Not at all unlike Victor, the young hero of the film, Burton serves a bit of a mad scientist, bringing new life to his 1984 short film of the same name. The spooky adventure begins when Victor Frankenstein loses his dog, Sparky, to a tragic car accident and decides to push the boundaries of natural order, harnessing the power of electricity to bring Sparky back to life.
Although Victor’s experiment seems to go off without a hitch, the secret return of Sparky can’t stay hidden and soon all the children in the neighborhood decide to bring about their own monstrous pets. Reuniting actors from past films, Burton’s voice cast includes Winona Ryder (Edward Scissorhands, Beetlejuice), Martin Short (Mars Attacks!), Catherine O’Hara (Beetlejuice, The Nightmare Before Christmas) and Martin Landau (Ed Wood) as well as newcomers Charlie Tahan (as Victor) and Atticus Shaffer (as Victor’s friend, Edward E. Gore).
ShockTillYouDrop.com and ComingSoon.net had the chance to speak with Burton and his cast. Check out the video interviews in the player below (in spine-tingling black and white!) and catch Frankenweenie in 3D, 2D and IMAX 3D theaters this Friday, October 5th.
Nods to classic horror monsters, amazing animation, and a return to old school Tim Burton form make Frankenweenie a lot of fun, but a largely spoiled plot and a bland lead character keep the film from reaching its full potential.
Victor Frankenstein is a young boy living in the town of New Holland. He’s extremely intelligent, but he doesn’t have many friends. Victor is OK with that, though, because he has his dog Sparky to keep him company. That is until Sparky is tragically hit by a car and killed. However, Victor isn’t willing to say goodbye just yet. Victor uses his scientific knowledge to bring Sparky back to life! While he is overjoyed that his friend is alive again, Victor now must hide Sparky from the rest of the world. But it’s not long before his secret gets out and the town is turned upside down by the revelation.
Tim Burton’s Dark Shadows is making its way onto DVD and Blu-ray tomorrow (Tuesday, October 2nd) and Shock Till You Drop was offered the chance to speak to the original screenwriter of that film, John August.
August is out promoting another Burton effort, Frankenweenie, opening in theaters this Friday (October 5th), however, this writer wanted to know a bit more about his original vision of Dark Shadows before Seth Grahame-Smith came in and did a rewrite on the film.
Asked how much of his work is represented in the final cut, August told me, ”Not a lot.
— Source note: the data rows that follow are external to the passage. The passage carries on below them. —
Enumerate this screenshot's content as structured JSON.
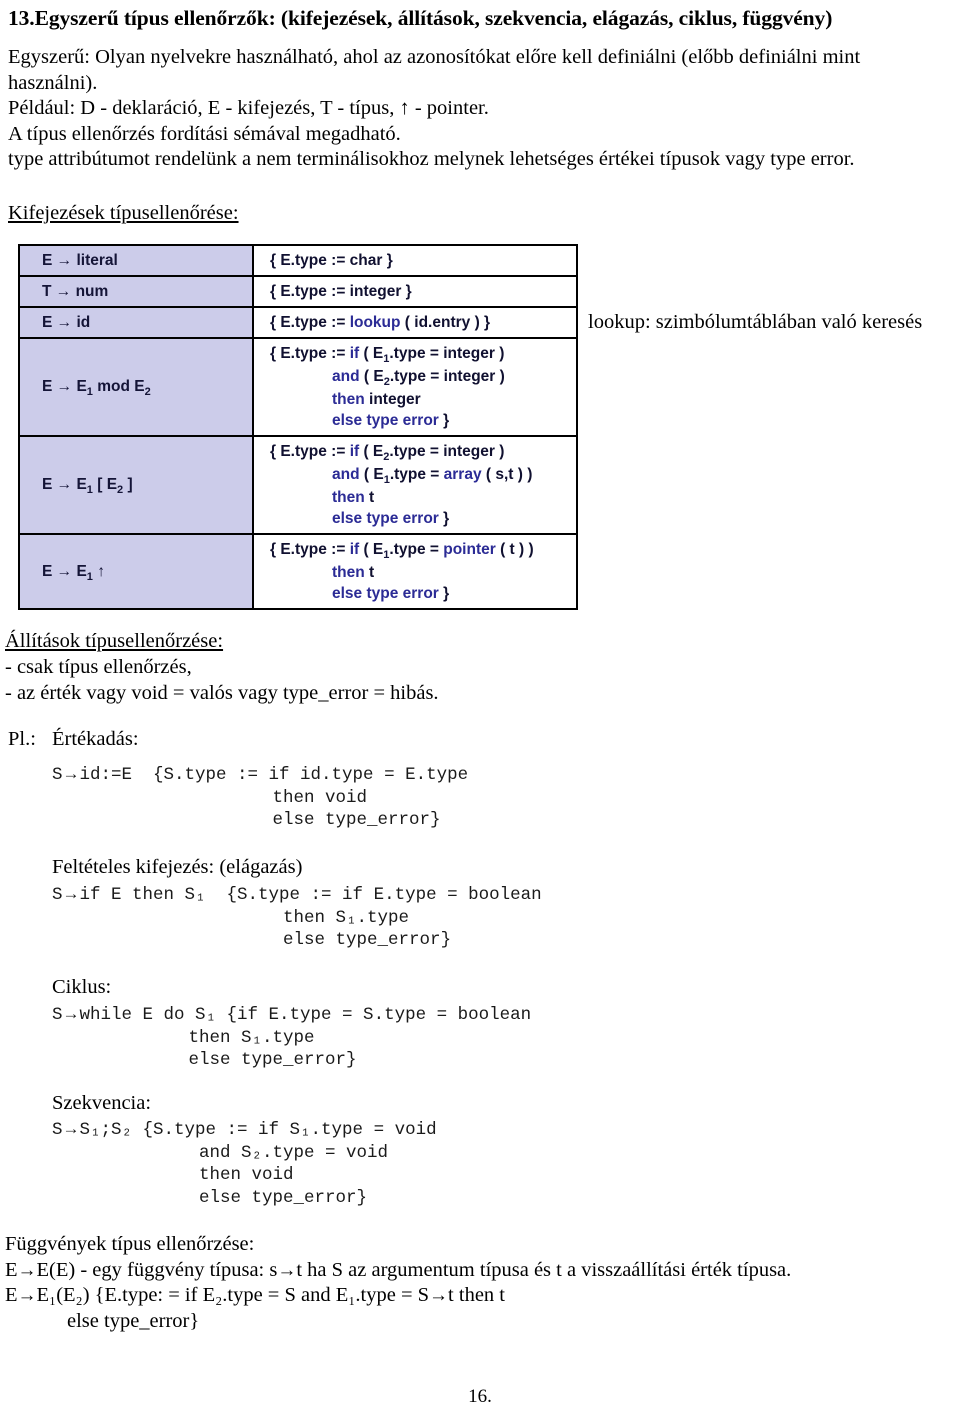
{
  "title": "13.Egyszerű típus ellenőrzők: (kifejezések, állítások, szekvencia, elágazás, ciklus, függvény)",
  "intro": {
    "line1": "Egyszerű: Olyan nyelvekre használható, ahol az azonosítókat előre kell definiálni (előbb definiálni mint használni).",
    "line2": "Például: D - deklaráció, E - kifejezés, T - típus, ↑ - pointer.",
    "line3": "A típus ellenőrzés fordítási sémával megadható.",
    "line4": "type attribútumot rendelünk a nem terminálisokhoz melynek lehetséges értékei típusok vagy type error."
  },
  "expressions": {
    "heading": "Kifejezések típusellenőrése:",
    "lookup_note": "lookup: szimbólumtáblában való keresés",
    "rows": [
      {
        "lhs_pre": "E → literal",
        "lhs_sub": "",
        "lhs_post": "",
        "action_lines": [
          {
            "indent": false,
            "parts": [
              {
                "text": "{ E.type := char }",
                "kw": false
              }
            ]
          }
        ]
      },
      {
        "lhs_pre": "T → num",
        "lhs_sub": "",
        "lhs_post": "",
        "action_lines": [
          {
            "indent": false,
            "parts": [
              {
                "text": "{ E.type := integer }",
                "kw": false
              }
            ]
          }
        ]
      },
      {
        "lhs_pre": "E → id",
        "lhs_sub": "",
        "lhs_post": "",
        "action_lines": [
          {
            "indent": false,
            "parts": [
              {
                "text": "{ E.type := ",
                "kw": false
              },
              {
                "text": "lookup",
                "kw": true
              },
              {
                "text": " ( id.entry ) }",
                "kw": false
              }
            ]
          }
        ]
      },
      {
        "lhs_pre": "E → E",
        "lhs_sub": "1",
        "lhs_post": " mod E",
        "lhs_sub2": "2",
        "action_lines": [
          {
            "indent": false,
            "parts": [
              {
                "text": "{ E.type := ",
                "kw": false
              },
              {
                "text": "if",
                "kw": true
              },
              {
                "text": " ( E",
                "kw": false
              },
              {
                "sub": "1"
              },
              {
                "text": ".type = integer )",
                "kw": false
              }
            ]
          },
          {
            "indent": true,
            "parts": [
              {
                "text": "and",
                "kw": true
              },
              {
                "text": "  ( E",
                "kw": false
              },
              {
                "sub": "2"
              },
              {
                "text": ".type = integer )",
                "kw": false
              }
            ]
          },
          {
            "indent": true,
            "parts": [
              {
                "text": "then",
                "kw": true
              },
              {
                "text": " integer",
                "kw": false
              }
            ]
          },
          {
            "indent": true,
            "parts": [
              {
                "text": "else type error",
                "kw": true
              },
              {
                "text": " }",
                "kw": false
              }
            ]
          }
        ]
      },
      {
        "lhs_pre": "E → E",
        "lhs_sub": "1",
        "lhs_post": " [ E",
        "lhs_sub2": "2",
        "lhs_tail": " ]",
        "action_lines": [
          {
            "indent": false,
            "parts": [
              {
                "text": "{ E.type := ",
                "kw": false
              },
              {
                "text": "if",
                "kw": true
              },
              {
                "text": " ( E",
                "kw": false
              },
              {
                "sub": "2"
              },
              {
                "text": ".type = integer )",
                "kw": false
              }
            ]
          },
          {
            "indent": true,
            "parts": [
              {
                "text": "and",
                "kw": true
              },
              {
                "text": " ( E",
                "kw": false
              },
              {
                "sub": "1"
              },
              {
                "text": ".type = ",
                "kw": false
              },
              {
                "text": "array",
                "kw": true
              },
              {
                "text": " ( s,t ) )",
                "kw": false
              }
            ]
          },
          {
            "indent": true,
            "parts": [
              {
                "text": "then",
                "kw": true
              },
              {
                "text": " t",
                "kw": false
              }
            ]
          },
          {
            "indent": true,
            "parts": [
              {
                "text": "else type error",
                "kw": true
              },
              {
                "text": " }",
                "kw": false
              }
            ]
          }
        ]
      },
      {
        "lhs_pre": "E → E",
        "lhs_sub": "1",
        "lhs_post": " ↑",
        "action_lines": [
          {
            "indent": false,
            "parts": [
              {
                "text": "{ E.type := ",
                "kw": false
              },
              {
                "text": "if",
                "kw": true
              },
              {
                "text": " ( E",
                "kw": false
              },
              {
                "sub": "1"
              },
              {
                "text": ".type = ",
                "kw": false
              },
              {
                "text": "pointer",
                "kw": true
              },
              {
                "text": " ( t ) )",
                "kw": false
              }
            ]
          },
          {
            "indent": true,
            "parts": [
              {
                "text": "then",
                "kw": true
              },
              {
                "text": " t",
                "kw": false
              }
            ]
          },
          {
            "indent": true,
            "parts": [
              {
                "text": "else type error",
                "kw": true
              },
              {
                "text": " }",
                "kw": false
              }
            ]
          }
        ]
      }
    ]
  },
  "statements": {
    "heading": "Állítások típusellenőrzése:",
    "bullet1": "- csak típus ellenőrzés,",
    "bullet2": "- az érték vagy void = valós vagy type_error = hibás.",
    "pl_label": "Pl.:"
  },
  "examples": {
    "assignment": {
      "heading": "Értékadás:",
      "code": "S→id:=E  {S.type := if id.type = E.type\n                     then void\n                     else type_error}"
    },
    "conditional": {
      "heading": "Feltételes kifejezés: (elágazás)",
      "code": "S→if E then S₁  {S.type := if E.type = boolean\n                      then S₁.type\n                      else type_error}"
    },
    "loop": {
      "heading": "Ciklus:",
      "code": "S→while E do S₁ {if E.type = S.type = boolean\n             then S₁.type\n             else type_error}"
    },
    "sequence": {
      "heading": "Szekvencia:",
      "code": "S→S₁;S₂ {S.type := if S₁.type = void\n              and S₂.type = void\n              then void\n              else type_error}"
    }
  },
  "functions": {
    "heading": "Függvények típus ellenőrzése:",
    "line1": "E→E(E) - egy függvény típusa: s→t ha S az argumentum típusa és t a visszaállítási érték típusa.",
    "line2": "E→E₁(E₂) {E.type: = if E₂.type = S and E₁.type = S→t then t",
    "line3": "else type_error}"
  },
  "page_number": "16."
}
Dark Shadows, when it came to me, it was before Twilight had come out and before True Blood. They said, ‘Let’s make a big gothic, vampire drama.’ I pitched that and I wrote a Godfather-like saga of the Collins family and Barnabas was at the center of it all.”
Tim Burton’s characteristic gothic vision returns to the screen this Friday with Frankenweenie, the black and white, stop motion-animated, feature-length adaptation of his 1984 short film of the same name.
The original film heralded the ’85 release of Burton’s first feature – Pee Wee’s Big Adventure – and starred Barret Oliver, Daniel Stern and Shelley Duvall. Oliver played a young boy whose dog is killed in an accident and resurrected in Frankenstein-like fashion.
The animated redo expands on this idea and introduces a slew of monstrous surprises as well as a talented vocal cast of Winona Ryder, Martin Short, Catherine O’Hara, Martin Landau, Charlie Tahan and Atticus Shaffer.
Shock Till You Drop met with Burton in Austin, Texas where the director was showing off the film before a Fantastic Fest crowd.